Work item |
Could you output each line of the data that follows exactly?

####

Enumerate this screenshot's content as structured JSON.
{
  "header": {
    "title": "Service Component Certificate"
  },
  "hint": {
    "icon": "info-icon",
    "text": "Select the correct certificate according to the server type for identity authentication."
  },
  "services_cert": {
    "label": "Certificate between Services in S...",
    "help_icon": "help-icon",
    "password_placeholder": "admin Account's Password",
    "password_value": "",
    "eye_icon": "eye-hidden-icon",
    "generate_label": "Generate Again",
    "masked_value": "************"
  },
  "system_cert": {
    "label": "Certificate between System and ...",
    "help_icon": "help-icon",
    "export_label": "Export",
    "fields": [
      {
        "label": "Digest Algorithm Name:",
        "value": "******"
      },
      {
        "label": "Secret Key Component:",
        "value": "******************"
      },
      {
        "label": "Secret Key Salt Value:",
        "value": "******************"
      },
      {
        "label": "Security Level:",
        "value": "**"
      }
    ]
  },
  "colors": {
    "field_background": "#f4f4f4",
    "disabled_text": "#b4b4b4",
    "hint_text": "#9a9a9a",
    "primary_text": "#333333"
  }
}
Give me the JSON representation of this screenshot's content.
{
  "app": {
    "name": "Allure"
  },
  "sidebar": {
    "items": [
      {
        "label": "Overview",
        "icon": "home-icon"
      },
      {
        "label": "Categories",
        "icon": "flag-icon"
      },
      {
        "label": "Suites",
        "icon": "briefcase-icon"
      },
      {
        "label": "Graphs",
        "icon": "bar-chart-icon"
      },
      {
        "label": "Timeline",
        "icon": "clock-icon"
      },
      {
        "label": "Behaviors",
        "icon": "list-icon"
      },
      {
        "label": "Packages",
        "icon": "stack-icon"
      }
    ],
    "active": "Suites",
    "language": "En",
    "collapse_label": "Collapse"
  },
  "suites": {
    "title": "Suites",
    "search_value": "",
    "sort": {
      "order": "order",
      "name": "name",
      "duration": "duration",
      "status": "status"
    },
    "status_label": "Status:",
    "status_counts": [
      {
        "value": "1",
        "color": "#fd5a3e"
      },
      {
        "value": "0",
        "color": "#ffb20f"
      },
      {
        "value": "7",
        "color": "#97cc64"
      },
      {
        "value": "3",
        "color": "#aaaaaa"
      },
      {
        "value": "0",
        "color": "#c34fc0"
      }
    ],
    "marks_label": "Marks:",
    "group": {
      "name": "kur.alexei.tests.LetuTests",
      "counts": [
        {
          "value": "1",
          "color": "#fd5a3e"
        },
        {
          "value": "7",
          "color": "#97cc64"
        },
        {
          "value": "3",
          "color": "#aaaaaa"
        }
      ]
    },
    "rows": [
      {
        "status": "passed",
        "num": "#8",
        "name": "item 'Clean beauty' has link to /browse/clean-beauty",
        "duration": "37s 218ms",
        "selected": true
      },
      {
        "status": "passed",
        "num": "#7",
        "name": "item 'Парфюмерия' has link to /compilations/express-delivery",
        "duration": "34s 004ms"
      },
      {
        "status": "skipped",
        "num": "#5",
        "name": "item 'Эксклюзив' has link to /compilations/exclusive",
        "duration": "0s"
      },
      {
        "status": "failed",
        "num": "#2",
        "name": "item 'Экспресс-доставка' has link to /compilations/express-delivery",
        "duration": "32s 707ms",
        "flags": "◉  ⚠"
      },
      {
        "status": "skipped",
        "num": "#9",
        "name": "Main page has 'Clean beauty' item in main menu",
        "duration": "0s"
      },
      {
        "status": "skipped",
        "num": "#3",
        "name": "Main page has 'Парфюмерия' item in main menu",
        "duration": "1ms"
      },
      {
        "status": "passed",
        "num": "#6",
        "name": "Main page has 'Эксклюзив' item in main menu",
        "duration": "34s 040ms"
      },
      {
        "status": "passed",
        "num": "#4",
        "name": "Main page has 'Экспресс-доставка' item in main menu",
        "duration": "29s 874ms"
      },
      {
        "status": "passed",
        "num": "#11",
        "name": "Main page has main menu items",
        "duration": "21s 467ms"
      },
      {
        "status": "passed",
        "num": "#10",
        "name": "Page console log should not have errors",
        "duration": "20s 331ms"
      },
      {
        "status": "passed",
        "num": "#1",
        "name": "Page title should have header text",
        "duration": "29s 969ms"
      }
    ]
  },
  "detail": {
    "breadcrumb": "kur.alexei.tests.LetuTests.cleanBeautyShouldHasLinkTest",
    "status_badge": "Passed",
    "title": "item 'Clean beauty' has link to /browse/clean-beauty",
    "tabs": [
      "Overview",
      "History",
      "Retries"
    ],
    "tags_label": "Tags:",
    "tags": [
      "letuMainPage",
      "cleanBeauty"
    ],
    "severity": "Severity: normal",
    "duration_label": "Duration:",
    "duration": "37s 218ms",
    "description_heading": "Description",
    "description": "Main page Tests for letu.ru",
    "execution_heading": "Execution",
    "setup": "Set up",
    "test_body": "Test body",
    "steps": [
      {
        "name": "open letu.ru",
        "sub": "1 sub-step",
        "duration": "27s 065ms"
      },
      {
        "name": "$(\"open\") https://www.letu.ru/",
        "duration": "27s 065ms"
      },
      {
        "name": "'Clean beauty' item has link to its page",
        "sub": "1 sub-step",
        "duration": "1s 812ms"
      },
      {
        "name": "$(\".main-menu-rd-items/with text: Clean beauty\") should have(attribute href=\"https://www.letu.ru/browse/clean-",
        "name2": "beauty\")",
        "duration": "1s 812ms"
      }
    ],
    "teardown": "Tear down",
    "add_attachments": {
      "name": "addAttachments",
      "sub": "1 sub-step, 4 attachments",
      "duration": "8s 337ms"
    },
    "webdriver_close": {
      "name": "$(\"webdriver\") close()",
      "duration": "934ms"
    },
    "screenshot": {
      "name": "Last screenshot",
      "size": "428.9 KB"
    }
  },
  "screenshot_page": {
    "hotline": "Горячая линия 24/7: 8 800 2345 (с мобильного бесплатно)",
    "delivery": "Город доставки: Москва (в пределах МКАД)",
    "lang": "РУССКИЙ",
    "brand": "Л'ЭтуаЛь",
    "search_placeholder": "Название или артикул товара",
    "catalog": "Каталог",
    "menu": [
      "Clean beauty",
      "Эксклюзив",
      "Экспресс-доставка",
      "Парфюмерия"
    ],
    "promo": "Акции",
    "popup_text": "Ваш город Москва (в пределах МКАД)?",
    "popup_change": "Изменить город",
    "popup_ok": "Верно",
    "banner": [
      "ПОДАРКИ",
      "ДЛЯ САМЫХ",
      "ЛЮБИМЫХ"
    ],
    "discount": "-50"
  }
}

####

Result below |
Enumerate this screenshot's content as structured JSON.
{
  "header": {
    "title": "Service Component Certificate"
  },
  "hint": {
    "icon": "info-icon",
    "text": "Select the correct certificate according to the server type for identity authentication."
  },
  "services_cert": {
    "label": "Certificate between Services in S...",
    "help_icon": "help-icon",
    "password_placeholder": "admin Account's Password",
    "password_value": "",
    "eye_icon": "eye-hidden-icon",
    "generate_label": "Generate Again",
    "masked_value": "************"
  },
  "system_cert": {
    "label": "Certificate between System and ...",
    "help_icon": "help-icon",
    "export_label": "Export",
    "fields": [
      {
        "label": "Digest Algorithm Name:",
        "value": "******"
      },
      {
        "label": "Secret Key Component:",
        "value": "******************"
      },
      {
        "label": "Secret Key Salt Value:",
        "value": "******************"
      },
      {
        "label": "Security Level:",
        "value": "**"
      }
    ]
  },
  "colors": {
    "field_background": "#f4f4f4",
    "disabled_text": "#b4b4b4",
    "hint_text": "#9a9a9a",
    "primary_text": "#333333"
  }
}
Give me the JSON representation of this screenshot's content.
{
  "app": {
    "name": "Allure"
  },
  "sidebar": {
    "items": [
      {
        "label": "Overview",
        "icon": "home-icon"
      },
      {
        "label": "Categories",
        "icon": "flag-icon"
      },
      {
        "label": "Suites",
        "icon": "briefcase-icon"
      },
      {
        "label": "Graphs",
        "icon": "bar-chart-icon"
      },
      {
        "label": "Timeline",
        "icon": "clock-icon"
      },
      {
        "label": "Behaviors",
        "icon": "list-icon"
      },
      {
        "label": "Packages",
        "icon": "stack-icon"
      }
    ],
    "active": "Suites",
    "language": "En",
    "collapse_label": "Collapse"
  },
  "suites": {
    "title": "Suites",
    "search_value": "",
    "sort": {
      "order": "order",
      "name": "name",
      "duration": "duration",
      "status": "status"
    },
    "status_label": "Status:",
    "status_counts": [
      {
        "value": "1",
        "color": "#fd5a3e"
      },
      {
        "value": "0",
        "color": "#ffb20f"
      },
      {
        "value": "7",
        "color": "#97cc64"
      },
      {
        "value": "3",
        "color": "#aaaaaa"
      },
      {
        "value": "0",
        "color": "#c34fc0"
      }
    ],
    "marks_label": "Marks:",
    "group": {
      "name": "kur.alexei.tests.LetuTests",
      "counts": [
        {
          "value": "1",
          "color": "#fd5a3e"
        },
        {
          "value": "7",
          "color": "#97cc64"
        },
        {
          "value": "3",
          "color": "#aaaaaa"
        }
      ]
    },
    "rows": [
      {
        "status": "passed",
        "num": "#8",
        "name": "item 'Clean beauty' has link to /browse/clean-beauty",
        "duration": "37s 218ms",
        "selected": true
      },
      {
        "status": "passed",
        "num": "#7",
        "name": "item 'Парфюмерия' has link to /compilations/express-delivery",
        "duration": "34s 004ms"
      },
      {
        "status": "skipped",
        "num": "#5",
        "name": "item 'Эксклюзив' has link to /compilations/exclusive",
        "duration": "0s"
      },
      {
        "status": "failed",
        "num": "#2",
        "name": "item 'Экспресс-доставка' has link to /compilations/express-delivery",
        "duration": "32s 707ms",
        "flags": "◉  ⚠"
      },
      {
        "status": "skipped",
        "num": "#9",
        "name": "Main page has 'Clean beauty' item in main menu",
        "duration": "0s"
      },
      {
        "status": "skipped",
        "num": "#3",
        "name": "Main page has 'Парфюмерия' item in main menu",
        "duration": "1ms"
      },
      {
        "status": "passed",
        "num": "#6",
        "name": "Main page has 'Эксклюзив' item in main menu",
        "duration": "34s 040ms"
      },
      {
        "status": "passed",
        "num": "#4",
        "name": "Main page has 'Экспресс-доставка' item in main menu",
        "duration": "29s 874ms"
      },
      {
        "status": "passed",
        "num": "#11",
        "name": "Main page has main menu items",
        "duration": "21s 467ms"
      },
      {
        "status": "passed",
        "num": "#10",
        "name": "Page console log should not have errors",
        "duration": "20s 331ms"
      },
      {
        "status": "passed",
        "num": "#1",
        "name": "Page title should have header text",
        "duration": "29s 969ms"
      }
    ]
  },
  "detail": {
    "breadcrumb": "kur.alexei.tests.LetuTests.cleanBeautyShouldHasLinkTest",
    "status_badge": "Passed",
    "title": "item 'Clean beauty' has link to /browse/clean-beauty",
    "tabs": [
      "Overview",
      "History",
      "Retries"
    ],
    "tags_label": "Tags:",
    "tags": [
      "letuMainPage",
      "cleanBeauty"
    ],
    "severity": "Severity: normal",
    "duration_label": "Duration:",
    "duration": "37s 218ms",
    "description_heading": "Description",
    "description": "Main page Tests for letu.ru",
    "execution_heading": "Execution",
    "setup": "Set up",
    "test_body": "Test body",
    "steps": [
      {
        "name": "open letu.ru",
        "sub": "1 sub-step",
        "duration": "27s 065ms"
      },
      {
        "name": "$(\"open\") https://www.letu.ru/",
        "duration": "27s 065ms"
      },
      {
        "name": "'Clean beauty' item has link to its page",
        "sub": "1 sub-step",
        "duration": "1s 812ms"
      },
      {
        "name": "$(\".main-menu-rd-items/with text: Clean beauty\") should have(attribute href=\"https://www.letu.ru/browse/clean-",
        "name2": "beauty\")",
        "duration": "1s 812ms"
      }
    ],
    "teardown": "Tear down",
    "add_attachments": {
      "name": "addAttachments",
      "sub": "1 sub-step, 4 attachments",
      "duration": "8s 337ms"
    },
    "webdriver_close": {
      "name": "$(\"webdriver\") close()",
      "duration": "934ms"
    },
    "screenshot": {
      "name": "Last screenshot",
      "size": "428.9 KB"
    }
  },
  "screenshot_page": {
    "hotline": "Горячая линия 24/7: 8 800 2345 (с мобильного бесплатно)",
    "delivery": "Город доставки: Москва (в пределах МКАД)",
    "lang": "РУССКИЙ",
    "brand": "Л'ЭтуаЛь",
    "search_placeholder": "Название или артикул товара",
    "catalog": "Каталог",
    "menu": [
      "Clean beauty",
      "Эксклюзив",
      "Экспресс-доставка",
      "Парфюмерия"
    ],
    "promo": "Акции",
    "popup_text": "Ваш город Москва (в пределах МКАД)?",
    "popup_change": "Изменить город",
    "popup_ok": "Верно",
    "banner": [
      "ПОДАРКИ",
      "ДЛЯ САМЫХ",
      "ЛЮБИМЫХ"
    ],
    "discount": "-50"
  }
}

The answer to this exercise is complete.